* **Information**
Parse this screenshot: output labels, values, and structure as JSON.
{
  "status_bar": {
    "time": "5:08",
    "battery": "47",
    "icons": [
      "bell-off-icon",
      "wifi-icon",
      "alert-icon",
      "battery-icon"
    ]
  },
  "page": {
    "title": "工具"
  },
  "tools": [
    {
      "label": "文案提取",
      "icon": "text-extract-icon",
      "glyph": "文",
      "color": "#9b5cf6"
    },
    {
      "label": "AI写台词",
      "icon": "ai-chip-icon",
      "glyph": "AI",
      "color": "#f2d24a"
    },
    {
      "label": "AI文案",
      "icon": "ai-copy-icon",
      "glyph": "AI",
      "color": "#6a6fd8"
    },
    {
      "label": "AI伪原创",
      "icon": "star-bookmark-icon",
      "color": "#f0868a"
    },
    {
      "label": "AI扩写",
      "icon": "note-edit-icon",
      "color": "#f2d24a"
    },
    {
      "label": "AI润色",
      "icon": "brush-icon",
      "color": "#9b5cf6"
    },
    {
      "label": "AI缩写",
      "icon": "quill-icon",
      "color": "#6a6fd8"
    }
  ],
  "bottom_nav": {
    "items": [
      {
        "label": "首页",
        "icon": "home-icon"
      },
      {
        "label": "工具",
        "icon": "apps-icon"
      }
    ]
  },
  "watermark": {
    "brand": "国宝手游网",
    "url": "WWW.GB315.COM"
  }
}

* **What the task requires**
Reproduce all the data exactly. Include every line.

* **Problem solution**
Parse this screenshot: output labels, values, and structure as JSON.
{
  "status_bar": {
    "time": "5:08",
    "battery": "47",
    "icons": [
      "bell-off-icon",
      "wifi-icon",
      "alert-icon",
      "battery-icon"
    ]
  },
  "page": {
    "title": "工具"
  },
  "tools": [
    {
      "label": "文案提取",
      "icon": "text-extract-icon",
      "glyph": "文",
      "color": "#9b5cf6"
    },
    {
      "label": "AI写台词",
      "icon": "ai-chip-icon",
      "glyph": "AI",
      "color": "#f2d24a"
    },
    {
      "label": "AI文案",
      "icon": "ai-copy-icon",
      "glyph": "AI",
      "color": "#6a6fd8"
    },
    {
      "label": "AI伪原创",
      "icon": "star-bookmark-icon",
      "color": "#f0868a"
    },
    {
      "label": "AI扩写",
      "icon": "note-edit-icon",
      "color": "#f2d24a"
    },
    {
      "label": "AI润色",
      "icon": "brush-icon",
      "color": "#9b5cf6"
    },
    {
      "label": "AI缩写",
      "icon": "quill-icon",
      "color": "#6a6fd8"
    }
  ],
  "bottom_nav": {
    "items": [
      {
        "label": "首页",
        "icon": "home-icon"
      },
      {
        "label": "工具",
        "icon": "apps-icon"
      }
    ]
  },
  "watermark": {
    "brand": "国宝手游网",
    "url": "WWW.GB315.COM"
  }
}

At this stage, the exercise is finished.